Fathers-to-be in Cornwall get prepared for parenthood with DadPads

An information pack developed by dads for dads is helping fathers prepare for family life and tackles the mental health issues which can affect new parents.

The DadPadTM was created by InspireCornwallCIC in partnership with NHS Kernow Clinical Commissioning Group and Cornwall Council and with the help of a young fathers’ advisory group to give clear, practical advice on looking after newborns, their partners and themselves.

It covers a range of issues, such as the support dads can give while mums are breastfeeding, being aware of perinatal mental illness and the anxiety and frustrations that come with parenthood, as well as hands-on advice on issues like nappy changing.

Health visitors in Cornwall and the Isles of Scilly have been giving the laminated pack of cards to new dads as part of a DadPack to help young fathers and those who need more support to become more confident of their role.

Julian Bose, a founding director of InspireCornwallCIC, said:  “It was an idea we had in Cornwall as colleagues were talking about the lack of information for dads around pregnancy and the postnatal period.

“We came up with the idea of cards for dads, something they could have around the house or take in the gym bag, even hang on the fridge, so it was easily accessible.

“There was a Young Fathers’ Advisory group linked to our organisation and they came up with the themes, which we have added to, so there’s breastfeeding, bottle feeding, holding and handling, even information if someone’s not in a relationship. They asked for all of these things they could practically use to help.

“It’s been a great tool for Health Visitors to use to engage with dads who are traditionally an excluded group. “

Work on the DadPadTM began following concerns around safeguarding of infants and a study of serious case reviews across Cornwall and the Isles of Scilly.  Health professionals knew it would also help to raise awareness among new parents of mental health and when and how to seek help.

Perinatal mental health problems affect one in five women and can include anxiety, depression or more severe illness like post-partum psychosis.

Without treatment it can have a devastating effect on families. Suicide is the second leading cause of maternal death and perinatal mental illness can also affect the health and wellbeing of infants and children.

A sense of anxiety for new dads is common but fathers can also become depressed, particularly where partners suffer from perinatal mental health problems or where they feel unable to cope.

Mr Bose added: “Coming from a probation background, I’ve been putting plasters over people while arguing for more prevention for years.  This allows you to judge the dynamics of the relationship and protect the child at the earliest possible time, before any problems become entrenched.

“It can help professionals that go in early to see families, remembering that should a mum have depression; the first person they’re going to speak to about it is the father, according to the statistics. So it’s vital the father is switched on to receiving the message, and open to helping.  It’s vital that the man is engaged early on.”

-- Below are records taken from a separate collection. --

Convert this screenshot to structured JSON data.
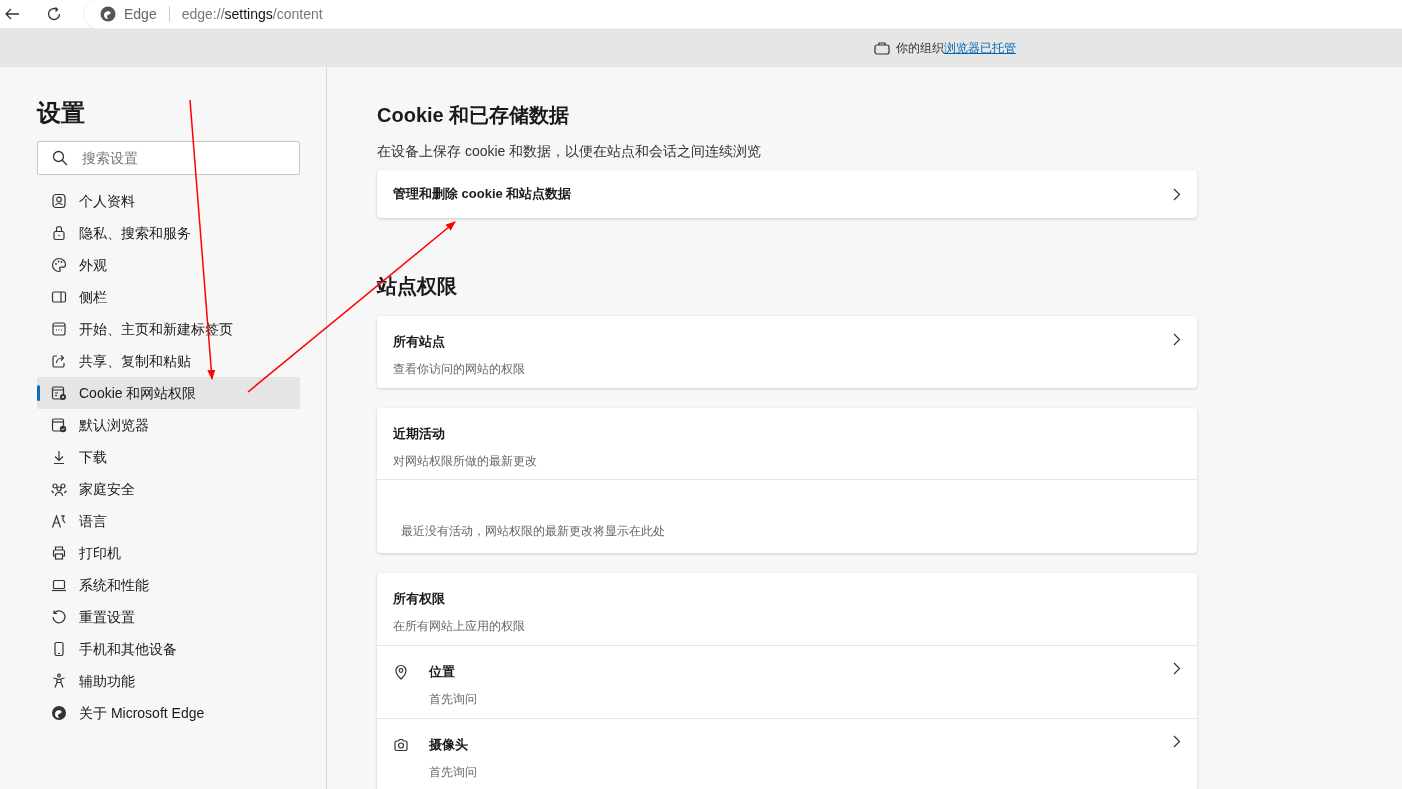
{
  "browser": {
    "brand": "Edge",
    "url": {
      "prefix": "edge://",
      "highlight": "settings",
      "suffix": "/content"
    }
  },
  "managed_notice": {
    "text": "你的组织",
    "link": "浏览器已托管"
  },
  "sidebar": {
    "title": "设置",
    "search": {
      "placeholder": "搜索设置"
    },
    "items": [
      {
        "label": "个人资料",
        "selected": false
      },
      {
        "label": "隐私、搜索和服务",
        "selected": false
      },
      {
        "label": "外观",
        "selected": false
      },
      {
        "label": "侧栏",
        "selected": false
      },
      {
        "label": "开始、主页和新建标签页",
        "selected": false
      },
      {
        "label": "共享、复制和粘贴",
        "selected": false
      },
      {
        "label": "Cookie 和网站权限",
        "selected": true
      },
      {
        "label": "默认浏览器",
        "selected": false
      },
      {
        "label": "下载",
        "selected": false
      },
      {
        "label": "家庭安全",
        "selected": false
      },
      {
        "label": "语言",
        "selected": false
      },
      {
        "label": "打印机",
        "selected": false
      },
      {
        "label": "系统和性能",
        "selected": false
      },
      {
        "label": "重置设置",
        "selected": false
      },
      {
        "label": "手机和其他设备",
        "selected": false
      },
      {
        "label": "辅助功能",
        "selected": false
      },
      {
        "label": "关于 Microsoft Edge",
        "selected": false
      }
    ]
  },
  "main": {
    "cookie_section": {
      "heading": "Cookie 和已存储数据",
      "description": "在设备上保存 cookie 和数据，以便在站点和会话之间连续浏览",
      "link_row": "管理和删除 cookie 和站点数据"
    },
    "permissions_section": {
      "heading": "站点权限",
      "all_sites": {
        "title": "所有站点",
        "description": "查看你访问的网站的权限"
      },
      "recent_activity": {
        "title": "近期活动",
        "description": "对网站权限所做的最新更改",
        "empty_text": "最近没有活动，网站权限的最新更改将显示在此处"
      },
      "all_permissions": {
        "title": "所有权限",
        "description": "在所有网站上应用的权限",
        "items": [
          {
            "label": "位置",
            "status": "首先询问"
          },
          {
            "label": "摄像头",
            "status": "首先询问"
          }
        ]
      }
    }
  }
}
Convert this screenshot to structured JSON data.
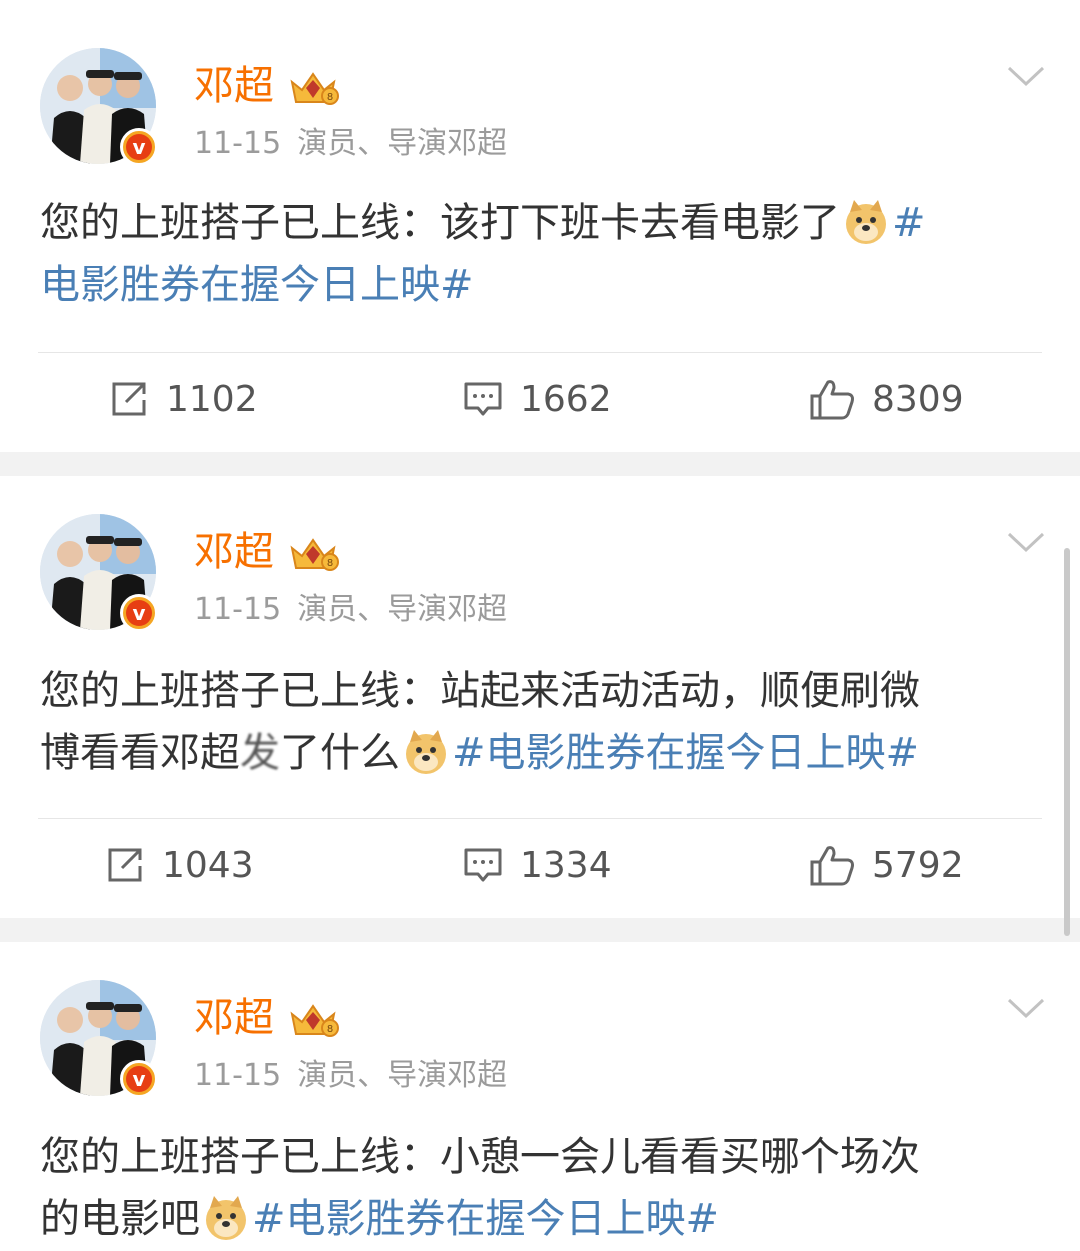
{
  "posts": [
    {
      "author": "邓超",
      "time": "11-15",
      "source": "演员、导演邓超",
      "text_before": "您的上班搭子已上线：该打下班卡去看电影了",
      "text_blur": "",
      "text_after": "",
      "topic_line1": "#",
      "topic_line2": "电影胜券在握今日上映#",
      "reposts": "1102",
      "comments": "1662",
      "likes": "8309"
    },
    {
      "author": "邓超",
      "time": "11-15",
      "source": "演员、导演邓超",
      "text_line1": "您的上班搭子已上线：站起来活动活动，顺便刷微",
      "text_line2_a": "博看看邓超",
      "text_blur": "发",
      "text_line2_b": "了什么",
      "topic": "#电影胜券在握今日上映#",
      "reposts": "1043",
      "comments": "1334",
      "likes": "5792"
    },
    {
      "author": "邓超",
      "time": "11-15",
      "source": "演员、导演邓超",
      "text_line1": "您的上班搭子已上线：小憩一会儿看看买哪个场次",
      "text_line2": "的电影吧",
      "topic": "#电影胜券在握今日上映#"
    }
  ],
  "icons": {
    "repost": "repost-icon",
    "comment": "comment-icon",
    "like": "like-icon",
    "verified": "verified-badge-icon",
    "crown": "crown-icon",
    "emoji": "doge-emoji-icon",
    "more": "chevron-down-icon"
  },
  "colors": {
    "author": "#f77000",
    "topic": "#4a7fb5",
    "meta": "#9b9b9b",
    "separator": "#f2f2f2"
  }
}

DadPadTM was first commissioned in 2012-13 by the former PCT, and 2,200 were distributed. Another 5,000 updated versions, produced with input from the specialist perintal mental health team, were commissioned by NHS Kernow Clinical Commissioning Group and Cornwall Council’s public health team last year, using CAMHS transformation funding in support of the local strategy around infant mental health.

Ruth Wellings, Programme Manager for Women and Children at NHS Kernow CCG, said:  “Young dads find it difficult to ask for help, particularly where their partners can become expert in the practicalities quite quickly and they don’t.

“This is about Dads being prepared for some of that tension and strain of being a new parent, but without being overwhelmed and knowing that it’s not just mums who can access the help and advice that’s available, even if they don’t live with their partner.”

Father-to-be Ross, 22, received his DadPack during his partner’s second routine antenatal visit. He and partner Georgia, 19, are expecting their first child in September.

“Obviously all the appointments are based around Georgia but getting the pack means I’m involved and I thought it was really cool,” he said.

“I was a bit scared when we found out we were having a baby, obviously happy, but a bit scared and in the beginning I was a bit clueless. It’s quite hard to pick things up, but the nurse and the information helped.

“The child development part is my favourite bit, but there’s things in there, like things about mental health, that I didn’t know about and that I didn’t know you needed to know about.”

Giles Berrisford, one of NHS England’s two Associate National Clinical Directors for Perinatal Mental Health, said: “While perinatal and maternity services need to focus on mums and newborns, the DadPadTM gives support to new fathers who can often feel left out and unable to help when they’re needed most, and this can put a strain on both parents.

“Simple and effective tools like this can help dads prepare for that life-changing moment which should be a happy time but one we know can lead to terrible distress for some parents and babies unless help, treatment and support is given early.”